A new plan released by the US Department of Health and Human Services (HHS) earlier this month calls for improving rural health care services, especially by facilitating the expansion of telehealth in rural communities.
Even before the coronavirus disease 2019 (COVID-19) pandemic, health care in rural areas has struggled with a number of longstanding challenges, including clinician shortages and closing of rural hospitals—130 closures since 2010, with 13 closures through July this year, according to the American Hospital Association. Residents of rural areas are more likely to report less access to health care and lower quality of health.
The Rural Action Plan, released in response to a presidential executive order in August calling for improved rural health and telehealth access, presents strategies aimed at addressing current barriers to providing rural health care. The plan cites “leveraging technology”—most prominently, telehealth—as a key strategy to facilitate more efficient and cost-effective delivery of quality care to rural areas.
The plan notes that the Trump administration’s proposed fiscal year 2021 budget would expand Medicare’s telehealth benefit to rural communities by permitting rural health clinics and federally qualified health centers to provide telehealth services. Such care would also be reimbursed at rates similar to payment for comparable telehealth services under the Medicare Physician Fee Schedule.
“This proposal would level the playing field by allowing these health care facilities to participate more broadly in the existing Medicare telehealth program,” the plan notes. “It would also increase beneficiaries’ access to care in rural areas where these clinics and centers are often the only source for primary care.”
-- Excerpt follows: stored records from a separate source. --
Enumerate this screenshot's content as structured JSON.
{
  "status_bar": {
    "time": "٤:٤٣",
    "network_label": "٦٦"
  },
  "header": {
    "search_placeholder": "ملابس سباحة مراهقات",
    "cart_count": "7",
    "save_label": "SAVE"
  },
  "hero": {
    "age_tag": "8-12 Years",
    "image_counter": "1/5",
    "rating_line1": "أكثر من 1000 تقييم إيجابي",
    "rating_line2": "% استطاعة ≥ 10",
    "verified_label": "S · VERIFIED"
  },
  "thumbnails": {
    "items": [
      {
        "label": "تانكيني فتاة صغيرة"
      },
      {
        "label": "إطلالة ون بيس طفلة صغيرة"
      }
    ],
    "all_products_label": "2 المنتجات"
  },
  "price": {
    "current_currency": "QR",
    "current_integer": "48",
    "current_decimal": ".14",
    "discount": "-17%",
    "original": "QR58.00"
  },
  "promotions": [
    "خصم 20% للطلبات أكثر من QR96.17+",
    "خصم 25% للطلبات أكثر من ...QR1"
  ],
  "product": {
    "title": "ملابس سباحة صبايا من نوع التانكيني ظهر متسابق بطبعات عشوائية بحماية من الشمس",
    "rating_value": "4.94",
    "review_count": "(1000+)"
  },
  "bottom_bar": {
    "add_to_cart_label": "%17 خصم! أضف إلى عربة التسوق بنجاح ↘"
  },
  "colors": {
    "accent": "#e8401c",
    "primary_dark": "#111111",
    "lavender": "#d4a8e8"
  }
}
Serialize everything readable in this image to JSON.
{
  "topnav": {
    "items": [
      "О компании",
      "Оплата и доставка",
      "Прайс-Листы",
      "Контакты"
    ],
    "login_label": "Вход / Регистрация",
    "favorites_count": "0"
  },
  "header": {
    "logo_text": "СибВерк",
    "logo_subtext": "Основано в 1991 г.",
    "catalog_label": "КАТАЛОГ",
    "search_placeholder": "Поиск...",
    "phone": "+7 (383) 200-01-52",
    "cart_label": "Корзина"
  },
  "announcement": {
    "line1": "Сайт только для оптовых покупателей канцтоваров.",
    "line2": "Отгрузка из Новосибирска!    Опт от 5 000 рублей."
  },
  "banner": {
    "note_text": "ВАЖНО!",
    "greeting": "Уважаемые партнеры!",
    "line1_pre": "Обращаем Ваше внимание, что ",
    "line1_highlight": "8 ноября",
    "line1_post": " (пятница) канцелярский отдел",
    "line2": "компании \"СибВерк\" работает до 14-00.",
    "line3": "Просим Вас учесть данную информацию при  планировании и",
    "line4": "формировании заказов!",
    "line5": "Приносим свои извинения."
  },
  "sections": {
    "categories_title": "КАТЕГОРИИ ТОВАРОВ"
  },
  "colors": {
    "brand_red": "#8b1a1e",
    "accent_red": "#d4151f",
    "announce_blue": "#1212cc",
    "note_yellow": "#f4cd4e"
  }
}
The fiscal year 2021 budget also includes a legislative proposal to expand access to Medicare telehealth services for Indian Health Service and tribal facilities. This proposal would allow such facilities to bill Medicare for telehealth services provided across state lines—a practice that emergency regulations issued by HHS currently permit because of the COVID-19 pandemic.
The Coronavirus Aid, Relief, and Economic Security Act, passed in response to the COVID-19 crisis, allows federally qualified health centers and rural health clinics to serve as distant sites for telehealth during the COVID-19 emergency period. Also, the Centers for Medicare & Medicaid Services passed emergency waivers that helped rural facilities get more funding, including for telehealth services, although those waivers will expire when the coronavirus emergency ends.
Part of the focus of telehealth services involves providing emergency care, with the Federal Office of Rural Health Policy investing approximately $8.7 million over 4 years to support up to 29 new organizations to promote rural tele-emergency services. “The program aims to promote rural tele-emergency services by enhancing networks’ capacity to deliver 24-hour [emergency department] consultation services, without emergency care specialists, via telehealth,” the plan notes.
In a statement announcing the plan, HHS secretary Alex Azar said, “We cannot just tinker around the edges of a rural healthcare system that has struggled for too long.” However, in a report by Kaiser Health News, some experts said that telehealth was “short on funding in the HHS initiative” and that it “will be a long time” before the necessary infrastructure and technology will be readily available to much of the country.
The plan itself acknowledges that broadband internet access—necessary infrastructure for many telehealth efforts—is a concern with respect to efforts to expand use of telehealth in rural areas: “HHS recognizes further investments in broadband may help bridge the gaps between rural and urban areas and reduce geographic isolation.”